Darwin’s conclusions on evolution came to him during a five-year surveying expedition aboard HMS Beagle in the 1830s. However he was very reluctant to publish his findings because of his fear of the reaction from Christians – most of his theories go against bible teachings. When he did finally publish, over 20 years after the Beagle had returned to England, the book was a sensation.
Darwin seems to have been a very single minded man who had little time for anything but his work. He once said: “I have tried lately to read Shakespeare, and found it so intolerably dull that it nauseates me.”
Today’s poem has to be the opening lines of Vergil’s Georgics, rendered by that master of English, John Dryden:
What makes a plenteous harvest, when to turn
The fruitful soil, and when to sow the corn;
The care of sheep, of oxen, and of kine,
And how to raise on elms the teeming vine;
The birth and genius of the frugal Bee,
I sing, Maecenas, and I sing to thee.
Ye deities! Who fields and plains protect,

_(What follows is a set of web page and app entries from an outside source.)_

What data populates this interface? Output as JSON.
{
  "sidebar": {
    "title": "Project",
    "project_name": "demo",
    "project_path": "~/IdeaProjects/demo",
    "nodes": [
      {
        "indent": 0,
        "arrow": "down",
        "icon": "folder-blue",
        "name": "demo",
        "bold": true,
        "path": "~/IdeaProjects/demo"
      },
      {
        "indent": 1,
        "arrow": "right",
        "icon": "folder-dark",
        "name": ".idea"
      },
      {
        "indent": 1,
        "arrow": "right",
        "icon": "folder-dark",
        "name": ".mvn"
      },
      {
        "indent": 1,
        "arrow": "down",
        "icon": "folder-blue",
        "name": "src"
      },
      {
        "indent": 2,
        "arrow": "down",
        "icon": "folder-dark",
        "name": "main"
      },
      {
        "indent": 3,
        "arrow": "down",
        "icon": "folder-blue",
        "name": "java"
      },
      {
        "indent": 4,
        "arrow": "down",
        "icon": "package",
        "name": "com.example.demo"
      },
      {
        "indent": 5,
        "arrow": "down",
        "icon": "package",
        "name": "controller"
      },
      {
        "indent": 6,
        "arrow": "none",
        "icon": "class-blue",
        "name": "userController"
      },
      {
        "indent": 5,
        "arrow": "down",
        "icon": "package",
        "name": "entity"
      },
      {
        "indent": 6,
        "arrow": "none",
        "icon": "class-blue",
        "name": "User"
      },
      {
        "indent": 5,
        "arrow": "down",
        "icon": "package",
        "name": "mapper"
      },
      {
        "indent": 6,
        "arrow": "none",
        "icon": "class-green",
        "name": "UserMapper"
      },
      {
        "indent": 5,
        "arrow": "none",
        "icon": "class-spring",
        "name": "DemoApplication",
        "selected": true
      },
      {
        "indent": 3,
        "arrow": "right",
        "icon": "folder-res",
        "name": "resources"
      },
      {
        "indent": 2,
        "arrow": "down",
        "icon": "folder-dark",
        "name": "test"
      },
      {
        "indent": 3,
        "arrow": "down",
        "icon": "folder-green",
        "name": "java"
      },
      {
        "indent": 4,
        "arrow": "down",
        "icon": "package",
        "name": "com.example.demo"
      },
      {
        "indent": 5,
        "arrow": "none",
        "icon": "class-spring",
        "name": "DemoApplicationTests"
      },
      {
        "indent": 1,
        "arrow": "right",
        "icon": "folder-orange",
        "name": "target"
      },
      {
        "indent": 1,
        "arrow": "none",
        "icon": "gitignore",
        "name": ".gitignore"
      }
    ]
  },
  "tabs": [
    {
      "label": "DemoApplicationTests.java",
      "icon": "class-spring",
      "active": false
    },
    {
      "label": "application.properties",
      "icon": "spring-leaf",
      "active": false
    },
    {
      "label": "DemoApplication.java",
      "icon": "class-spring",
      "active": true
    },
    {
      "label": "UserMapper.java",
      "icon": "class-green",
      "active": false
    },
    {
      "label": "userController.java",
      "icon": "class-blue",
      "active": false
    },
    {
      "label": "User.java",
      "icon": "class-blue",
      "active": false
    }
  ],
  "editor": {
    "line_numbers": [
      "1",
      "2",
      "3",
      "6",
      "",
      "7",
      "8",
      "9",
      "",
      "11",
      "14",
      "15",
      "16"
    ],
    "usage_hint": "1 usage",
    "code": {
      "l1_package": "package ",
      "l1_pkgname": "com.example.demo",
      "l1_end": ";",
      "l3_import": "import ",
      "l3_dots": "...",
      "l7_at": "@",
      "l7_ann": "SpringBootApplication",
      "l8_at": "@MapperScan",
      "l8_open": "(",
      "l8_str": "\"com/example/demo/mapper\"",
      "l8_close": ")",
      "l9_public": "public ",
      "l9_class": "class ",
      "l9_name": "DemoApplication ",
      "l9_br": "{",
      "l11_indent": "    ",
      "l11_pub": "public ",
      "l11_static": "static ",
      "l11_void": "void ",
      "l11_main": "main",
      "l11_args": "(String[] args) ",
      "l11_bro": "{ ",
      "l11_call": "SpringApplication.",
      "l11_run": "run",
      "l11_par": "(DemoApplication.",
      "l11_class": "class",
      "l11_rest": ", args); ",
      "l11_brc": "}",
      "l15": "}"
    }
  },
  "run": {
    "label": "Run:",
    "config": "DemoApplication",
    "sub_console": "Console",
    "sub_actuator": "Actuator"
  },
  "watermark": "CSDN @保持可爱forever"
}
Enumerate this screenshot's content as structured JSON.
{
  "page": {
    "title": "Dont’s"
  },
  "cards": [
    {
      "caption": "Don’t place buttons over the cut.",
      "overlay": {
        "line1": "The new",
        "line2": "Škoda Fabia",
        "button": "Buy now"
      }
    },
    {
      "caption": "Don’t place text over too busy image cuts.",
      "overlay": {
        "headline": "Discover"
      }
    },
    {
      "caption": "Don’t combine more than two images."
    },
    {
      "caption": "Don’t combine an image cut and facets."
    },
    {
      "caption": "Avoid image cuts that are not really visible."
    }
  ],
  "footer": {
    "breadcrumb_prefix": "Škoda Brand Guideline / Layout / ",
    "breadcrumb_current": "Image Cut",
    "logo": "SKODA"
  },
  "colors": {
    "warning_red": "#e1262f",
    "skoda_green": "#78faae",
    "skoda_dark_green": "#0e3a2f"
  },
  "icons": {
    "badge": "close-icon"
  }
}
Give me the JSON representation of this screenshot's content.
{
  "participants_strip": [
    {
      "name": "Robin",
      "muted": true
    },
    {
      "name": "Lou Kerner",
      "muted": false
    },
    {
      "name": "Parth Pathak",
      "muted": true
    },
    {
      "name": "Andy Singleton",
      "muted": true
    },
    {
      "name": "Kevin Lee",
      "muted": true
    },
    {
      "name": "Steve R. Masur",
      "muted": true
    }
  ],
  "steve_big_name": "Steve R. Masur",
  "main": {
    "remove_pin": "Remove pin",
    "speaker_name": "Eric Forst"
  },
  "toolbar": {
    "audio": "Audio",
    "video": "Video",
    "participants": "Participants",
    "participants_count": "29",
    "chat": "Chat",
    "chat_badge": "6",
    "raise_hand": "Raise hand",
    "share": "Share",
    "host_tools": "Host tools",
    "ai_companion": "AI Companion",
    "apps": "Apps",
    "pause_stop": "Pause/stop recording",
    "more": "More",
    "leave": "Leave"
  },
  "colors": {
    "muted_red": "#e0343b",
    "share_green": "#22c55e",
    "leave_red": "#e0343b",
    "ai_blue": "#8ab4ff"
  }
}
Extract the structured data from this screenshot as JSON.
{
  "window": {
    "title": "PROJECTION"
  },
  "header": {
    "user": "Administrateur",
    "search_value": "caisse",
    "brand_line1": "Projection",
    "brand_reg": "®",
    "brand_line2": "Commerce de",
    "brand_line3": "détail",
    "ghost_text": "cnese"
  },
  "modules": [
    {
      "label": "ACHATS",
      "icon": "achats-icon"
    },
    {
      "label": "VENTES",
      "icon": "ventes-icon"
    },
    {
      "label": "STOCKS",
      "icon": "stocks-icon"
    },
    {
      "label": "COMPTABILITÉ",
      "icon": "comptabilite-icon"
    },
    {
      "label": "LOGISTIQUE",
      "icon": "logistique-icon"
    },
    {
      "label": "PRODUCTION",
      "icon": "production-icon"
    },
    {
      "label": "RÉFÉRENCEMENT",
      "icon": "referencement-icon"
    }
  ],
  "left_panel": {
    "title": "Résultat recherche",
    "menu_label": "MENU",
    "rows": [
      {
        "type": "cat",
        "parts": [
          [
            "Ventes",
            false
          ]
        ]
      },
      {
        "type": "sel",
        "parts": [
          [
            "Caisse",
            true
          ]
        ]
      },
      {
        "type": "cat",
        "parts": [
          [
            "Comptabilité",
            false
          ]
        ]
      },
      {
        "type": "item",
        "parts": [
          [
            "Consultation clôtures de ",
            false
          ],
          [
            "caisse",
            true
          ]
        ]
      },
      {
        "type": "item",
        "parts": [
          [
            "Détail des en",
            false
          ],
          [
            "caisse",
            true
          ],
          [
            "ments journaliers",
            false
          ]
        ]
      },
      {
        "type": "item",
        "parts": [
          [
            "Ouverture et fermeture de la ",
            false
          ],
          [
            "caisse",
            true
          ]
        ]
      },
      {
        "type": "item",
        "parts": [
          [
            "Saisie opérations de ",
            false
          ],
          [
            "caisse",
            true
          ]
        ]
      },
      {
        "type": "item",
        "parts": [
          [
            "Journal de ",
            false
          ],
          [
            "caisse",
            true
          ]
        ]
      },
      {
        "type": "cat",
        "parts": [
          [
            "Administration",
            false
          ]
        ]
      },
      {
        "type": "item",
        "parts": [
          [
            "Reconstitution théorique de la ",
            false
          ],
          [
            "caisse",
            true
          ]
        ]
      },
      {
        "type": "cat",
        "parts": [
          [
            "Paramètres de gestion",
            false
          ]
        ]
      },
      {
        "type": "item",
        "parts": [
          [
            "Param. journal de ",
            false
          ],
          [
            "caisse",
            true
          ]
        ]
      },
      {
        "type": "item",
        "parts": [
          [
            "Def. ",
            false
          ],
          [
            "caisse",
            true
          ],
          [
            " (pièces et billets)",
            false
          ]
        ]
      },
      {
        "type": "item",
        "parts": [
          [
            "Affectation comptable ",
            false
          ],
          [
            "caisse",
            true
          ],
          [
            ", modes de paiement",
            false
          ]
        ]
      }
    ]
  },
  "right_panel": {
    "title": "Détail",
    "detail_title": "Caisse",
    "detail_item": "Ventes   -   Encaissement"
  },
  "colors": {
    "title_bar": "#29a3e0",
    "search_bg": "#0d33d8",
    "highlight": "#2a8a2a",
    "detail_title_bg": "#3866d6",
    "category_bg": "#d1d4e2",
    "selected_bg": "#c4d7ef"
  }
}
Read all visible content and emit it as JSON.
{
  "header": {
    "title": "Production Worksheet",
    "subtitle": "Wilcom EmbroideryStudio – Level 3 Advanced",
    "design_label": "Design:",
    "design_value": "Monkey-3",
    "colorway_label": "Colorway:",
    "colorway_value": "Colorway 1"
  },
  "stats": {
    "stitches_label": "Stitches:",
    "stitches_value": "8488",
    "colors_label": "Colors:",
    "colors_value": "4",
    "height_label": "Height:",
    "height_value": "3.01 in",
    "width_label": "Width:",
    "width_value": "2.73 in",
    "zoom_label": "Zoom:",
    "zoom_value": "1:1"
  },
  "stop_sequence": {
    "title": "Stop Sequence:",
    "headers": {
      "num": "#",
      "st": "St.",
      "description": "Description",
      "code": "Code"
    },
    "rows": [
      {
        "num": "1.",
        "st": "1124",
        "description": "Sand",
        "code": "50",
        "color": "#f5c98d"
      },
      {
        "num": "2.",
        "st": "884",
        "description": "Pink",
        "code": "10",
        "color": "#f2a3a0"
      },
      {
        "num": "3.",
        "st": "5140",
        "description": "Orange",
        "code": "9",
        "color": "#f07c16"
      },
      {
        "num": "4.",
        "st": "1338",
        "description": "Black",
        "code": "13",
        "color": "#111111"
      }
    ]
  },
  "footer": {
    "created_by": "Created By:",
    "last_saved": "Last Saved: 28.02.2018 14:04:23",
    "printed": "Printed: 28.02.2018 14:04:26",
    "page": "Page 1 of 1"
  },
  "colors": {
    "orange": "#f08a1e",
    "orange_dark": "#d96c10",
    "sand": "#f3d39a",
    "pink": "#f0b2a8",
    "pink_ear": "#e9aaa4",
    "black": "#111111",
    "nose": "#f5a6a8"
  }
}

Who rule the seasons, and the year direct,
Bacchus and fostering Ceres, powers divine,
Who gave us corn for mast, for water, wine.
Ye Fauns, propitious to the rural swains,
Ye Nymphs, that haunt the mountains and the plains,
Join in my work, and to my numbers bring
Your needful succour; for your gifts I sing.
Today I give thanks for the genius of great poets.